By Sarita Chaganti Singh and Shivangi Acharya
NEW DELHI (Reuters) - The Indian government may offer low-cost credit to small retailers and ease some rules governing the sector, two officials said, as Prime Minister Narendra Modi moves to shore up a large voter base that is losing business to e-commerce giants.
The proposal, which could be announced next month in the last full budget before the 2024 general election, aims to revive growth in the smaller physical retail sector which has been hit by the entry of companies such as Amazon, Flipkart, Tata Group-backed BigBasket and Reliance Industries.
“The government is working on a policy through which easy credit can be made available at low interest rates. Affordable and easy loans against inventories is one of the options,” a government official, who declined to be named, told Reuters.
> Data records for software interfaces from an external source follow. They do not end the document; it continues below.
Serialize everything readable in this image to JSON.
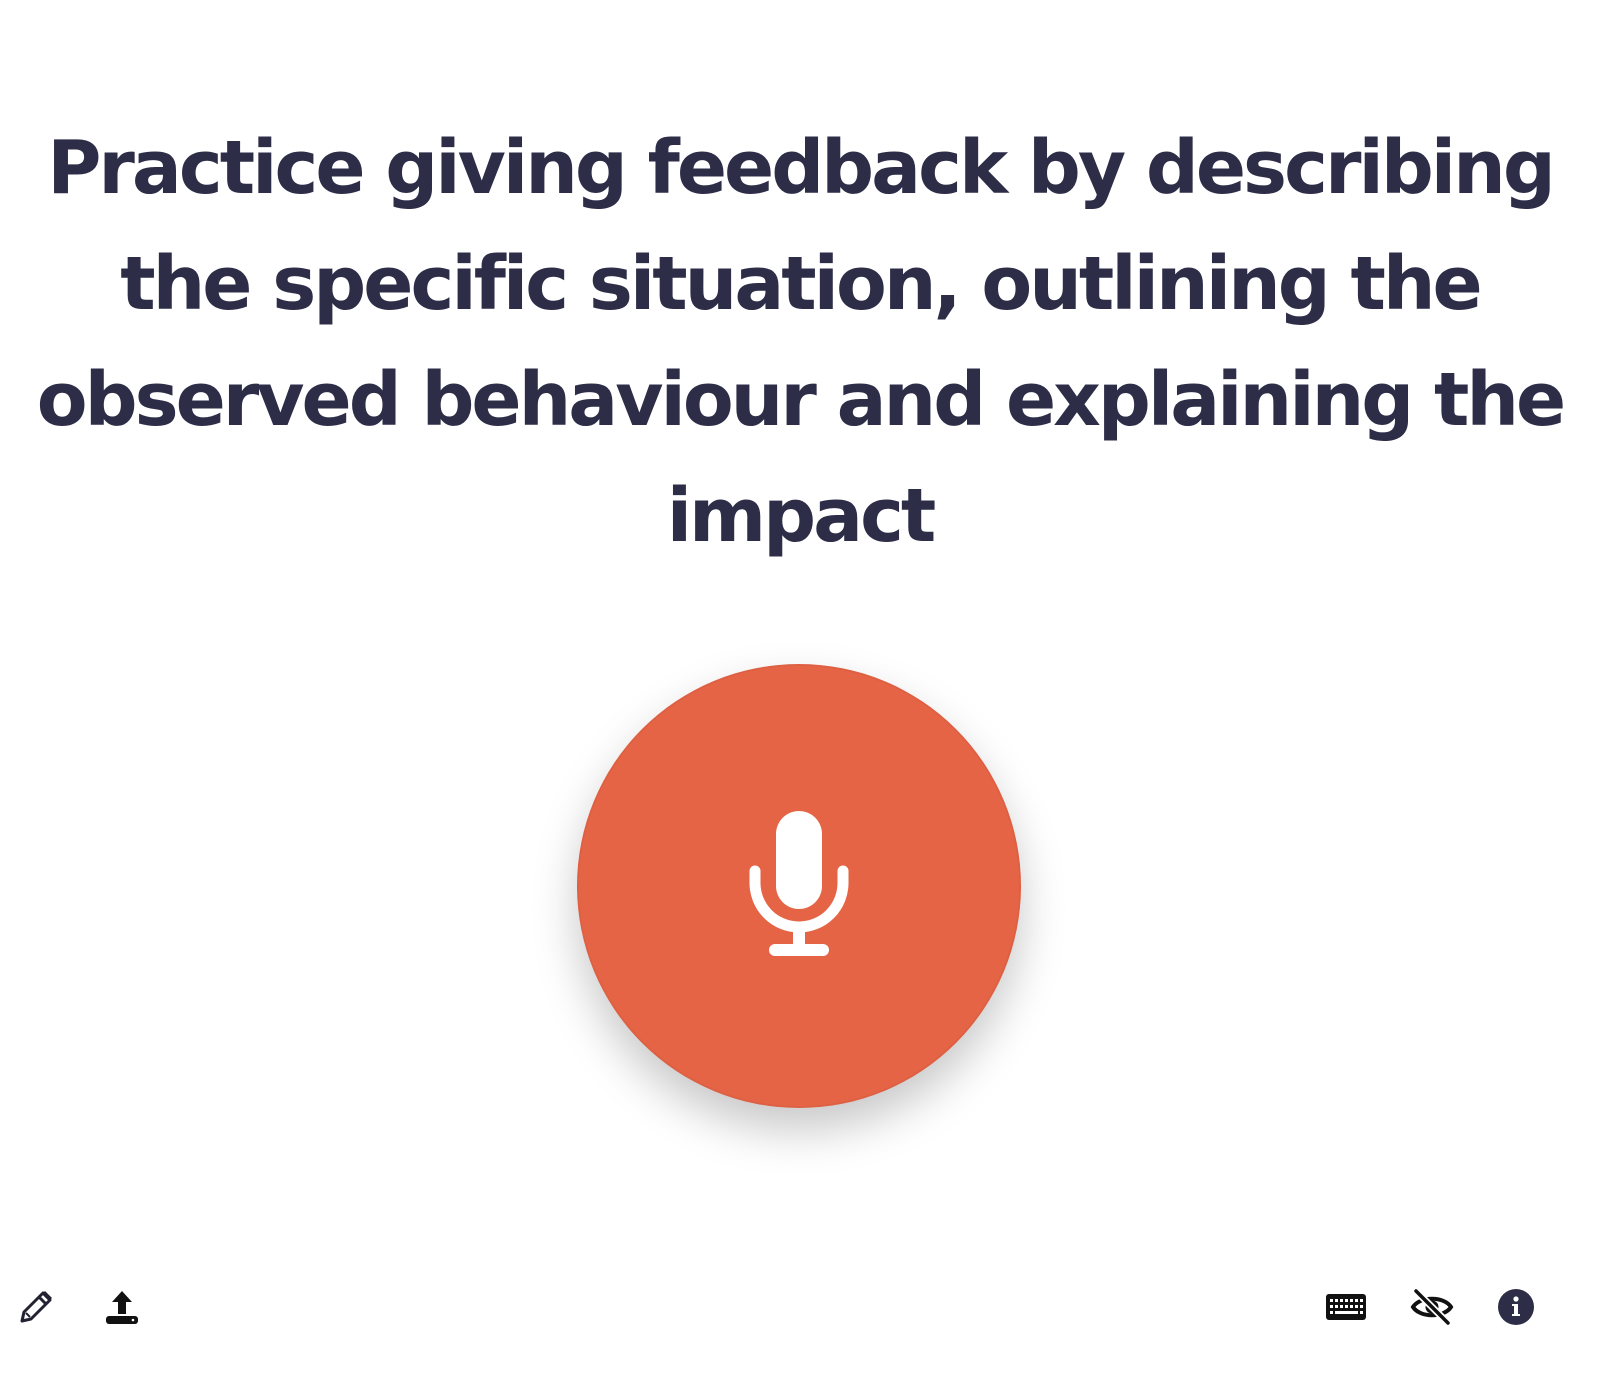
{
  "prompt": {
    "text": "Practice giving feedback by describing the specific situation, outlining the observed behaviour and explaining the impact"
  },
  "record_button": {
    "icon": "microphone-icon",
    "color": "#e66446"
  },
  "toolbar": {
    "left": [
      {
        "icon": "pencil-icon"
      },
      {
        "icon": "upload-icon"
      }
    ],
    "right": [
      {
        "icon": "keyboard-icon"
      },
      {
        "icon": "eye-slash-icon"
      },
      {
        "icon": "info-icon"
      }
    ]
  },
  "colors": {
    "text": "#2d2d48",
    "accent": "#e66446",
    "icon": "#111111",
    "background": "#ffffff"
  }
}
The commerce ministry did not reply to a request for comment.
Neither of the officials provided details on how banks would be compensated for providing cheap loans.
The policy would also replace licensing requirements for new shops and renewals with a simple online process.
Retail stores currently require between 25 and 50 different licences, some of which must be renewed annually, Kumar Rajagopalan, chief executive officer of the Retailers Association of India (RAI), said.
Owners of small shops selling household items ranging from vegetables to refrigerators are considered a key voter base for the Bharatiya Janata Party but they have suffered a number of setbacks since Modi came to power.
In a bid to formalise the economy and increase the number of tax payers, Modi banned high value notes in 2016 and later introduced a goods and services tax that hit small businesses the hardest.
The pandemic also caused small business losses to mount while online giants gained momentum, prompting the government in 2020 to offer one-year collateral-free working capital loans of up to $123 to help street vendors restart their businesses.
The share of e-commerce in India's retail space is expected to grow to nearly 19% by 2030 from 7% currently, according to a 2022 RAI report.
"Many small retail set ups have faced closure because of e-commerce platforms. We have proposed uniform guidelines to address issues hindering a healthy environment," another government official said.
($1 = 81.3650 Indian rupees)
(Reporting by Sarita Chaganti Singh; Editing by Kirsten Donovan)